▸ **What you have to do**: Set down each line of the data exactly, but not the pictures.

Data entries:
***

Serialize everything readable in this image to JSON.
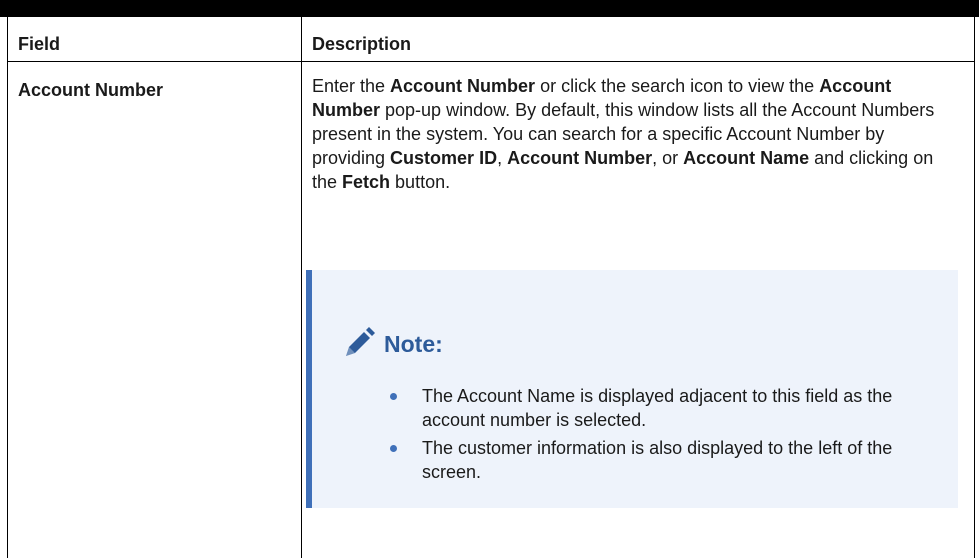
{
  "table": {
    "headers": {
      "field": "Field",
      "description": "Description"
    },
    "row": {
      "field": "Account Number",
      "description_parts": [
        "Enter the ",
        "Account Number",
        " or click the search icon to view the ",
        "Account Number",
        " pop-up window. By default, this window lists all the Account Numbers present in the system. You can search for a specific Account Number by providing ",
        "Customer ID",
        ", ",
        "Account Number",
        ", or ",
        "Account Name",
        " and clicking on the ",
        "Fetch",
        " button."
      ]
    }
  },
  "note": {
    "icon": "pencil-icon",
    "title": "Note:",
    "accent_color": "#3f70b9",
    "background_color": "#eef3fb",
    "bullets": [
      "The Account Name is displayed adjacent to this field as the account number is selected.",
      "The customer information is also displayed to the left of the screen."
    ]
  }
}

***

▸ **Answer for this exercise**:
Serialize everything readable in this image to JSON.
{
  "table": {
    "headers": {
      "field": "Field",
      "description": "Description"
    },
    "row": {
      "field": "Account Number",
      "description_parts": [
        "Enter the ",
        "Account Number",
        " or click the search icon to view the ",
        "Account Number",
        " pop-up window. By default, this window lists all the Account Numbers present in the system. You can search for a specific Account Number by providing ",
        "Customer ID",
        ", ",
        "Account Number",
        ", or ",
        "Account Name",
        " and clicking on the ",
        "Fetch",
        " button."
      ]
    }
  },
  "note": {
    "icon": "pencil-icon",
    "title": "Note:",
    "accent_color": "#3f70b9",
    "background_color": "#eef3fb",
    "bullets": [
      "The Account Name is displayed adjacent to this field as the account number is selected.",
      "The customer information is also displayed to the left of the screen."
    ]
  }
}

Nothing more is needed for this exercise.